Across all the records, filter for lines with the word "kind" and copy them.

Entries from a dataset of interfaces
[Start of section]
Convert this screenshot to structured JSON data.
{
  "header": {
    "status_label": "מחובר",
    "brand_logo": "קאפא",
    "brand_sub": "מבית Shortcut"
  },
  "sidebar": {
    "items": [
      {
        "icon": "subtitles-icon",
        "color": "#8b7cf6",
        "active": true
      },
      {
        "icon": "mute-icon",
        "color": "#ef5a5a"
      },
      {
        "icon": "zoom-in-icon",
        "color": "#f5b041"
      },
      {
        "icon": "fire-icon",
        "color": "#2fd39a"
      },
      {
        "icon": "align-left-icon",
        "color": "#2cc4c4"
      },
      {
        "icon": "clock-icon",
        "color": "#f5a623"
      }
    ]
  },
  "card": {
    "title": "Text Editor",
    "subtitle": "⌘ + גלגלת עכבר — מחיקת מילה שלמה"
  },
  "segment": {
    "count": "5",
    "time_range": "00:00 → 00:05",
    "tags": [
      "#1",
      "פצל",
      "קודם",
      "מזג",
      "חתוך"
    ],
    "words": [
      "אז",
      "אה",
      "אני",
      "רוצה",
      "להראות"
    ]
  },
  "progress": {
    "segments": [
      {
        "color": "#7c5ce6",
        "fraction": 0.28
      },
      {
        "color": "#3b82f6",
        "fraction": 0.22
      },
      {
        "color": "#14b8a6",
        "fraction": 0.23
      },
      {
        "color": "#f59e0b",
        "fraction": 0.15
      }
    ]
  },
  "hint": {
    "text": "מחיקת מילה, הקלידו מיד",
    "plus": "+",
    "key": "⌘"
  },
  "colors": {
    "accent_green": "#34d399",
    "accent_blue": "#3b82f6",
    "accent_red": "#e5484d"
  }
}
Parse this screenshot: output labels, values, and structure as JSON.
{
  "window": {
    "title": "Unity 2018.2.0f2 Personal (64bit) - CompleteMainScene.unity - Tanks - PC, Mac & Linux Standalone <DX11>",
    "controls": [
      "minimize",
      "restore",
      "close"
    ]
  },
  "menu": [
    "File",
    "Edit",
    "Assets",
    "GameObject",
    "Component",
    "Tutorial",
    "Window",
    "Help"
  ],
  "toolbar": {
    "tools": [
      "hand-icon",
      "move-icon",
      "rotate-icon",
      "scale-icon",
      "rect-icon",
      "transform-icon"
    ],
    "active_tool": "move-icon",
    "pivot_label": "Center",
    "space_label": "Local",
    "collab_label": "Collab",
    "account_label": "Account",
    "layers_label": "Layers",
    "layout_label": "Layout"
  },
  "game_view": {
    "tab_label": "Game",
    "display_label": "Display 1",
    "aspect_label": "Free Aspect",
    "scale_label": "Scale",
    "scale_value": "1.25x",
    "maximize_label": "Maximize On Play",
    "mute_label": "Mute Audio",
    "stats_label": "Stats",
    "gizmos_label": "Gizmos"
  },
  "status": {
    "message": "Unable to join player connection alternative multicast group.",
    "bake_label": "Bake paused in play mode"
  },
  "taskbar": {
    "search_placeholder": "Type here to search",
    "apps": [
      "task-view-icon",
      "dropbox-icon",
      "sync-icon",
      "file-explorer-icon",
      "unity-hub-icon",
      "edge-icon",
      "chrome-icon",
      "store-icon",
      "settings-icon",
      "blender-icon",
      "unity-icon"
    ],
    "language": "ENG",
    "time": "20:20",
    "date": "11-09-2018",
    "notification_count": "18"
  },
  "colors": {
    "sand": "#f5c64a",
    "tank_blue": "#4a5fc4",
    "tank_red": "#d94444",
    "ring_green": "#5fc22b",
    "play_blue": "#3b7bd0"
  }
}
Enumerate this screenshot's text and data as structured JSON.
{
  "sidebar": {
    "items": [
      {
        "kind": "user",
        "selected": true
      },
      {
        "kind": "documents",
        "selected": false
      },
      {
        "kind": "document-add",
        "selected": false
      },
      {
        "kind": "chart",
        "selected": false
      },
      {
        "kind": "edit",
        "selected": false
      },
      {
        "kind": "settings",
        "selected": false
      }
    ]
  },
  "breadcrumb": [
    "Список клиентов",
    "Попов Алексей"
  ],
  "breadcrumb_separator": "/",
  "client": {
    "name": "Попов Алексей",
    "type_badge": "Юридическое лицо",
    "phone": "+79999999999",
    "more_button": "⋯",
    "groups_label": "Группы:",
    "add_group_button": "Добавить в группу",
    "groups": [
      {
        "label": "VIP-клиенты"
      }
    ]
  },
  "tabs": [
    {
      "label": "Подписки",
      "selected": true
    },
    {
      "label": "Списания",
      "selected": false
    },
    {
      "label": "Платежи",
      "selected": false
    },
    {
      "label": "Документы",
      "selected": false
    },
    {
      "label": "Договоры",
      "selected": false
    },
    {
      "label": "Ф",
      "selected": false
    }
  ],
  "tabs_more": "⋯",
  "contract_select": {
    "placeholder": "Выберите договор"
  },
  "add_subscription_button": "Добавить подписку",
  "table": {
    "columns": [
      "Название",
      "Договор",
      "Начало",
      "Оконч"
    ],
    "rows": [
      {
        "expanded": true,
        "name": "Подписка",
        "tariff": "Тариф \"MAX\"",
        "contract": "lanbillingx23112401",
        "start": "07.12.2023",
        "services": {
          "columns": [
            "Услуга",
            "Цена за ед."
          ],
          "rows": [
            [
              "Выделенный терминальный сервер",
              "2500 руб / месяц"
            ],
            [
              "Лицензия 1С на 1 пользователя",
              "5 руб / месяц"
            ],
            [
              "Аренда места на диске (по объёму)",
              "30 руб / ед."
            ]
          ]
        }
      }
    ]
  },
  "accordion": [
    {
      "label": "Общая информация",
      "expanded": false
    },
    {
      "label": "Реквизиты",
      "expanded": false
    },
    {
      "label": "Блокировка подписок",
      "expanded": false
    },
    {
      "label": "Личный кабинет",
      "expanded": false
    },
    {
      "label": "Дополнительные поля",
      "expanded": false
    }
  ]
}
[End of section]
__EXERCISE RESULT__
        "kind": "user",
        "kind": "documents",
        "kind": "document-add",
        "kind": "chart",
        "kind": "edit",
        "kind": "settings",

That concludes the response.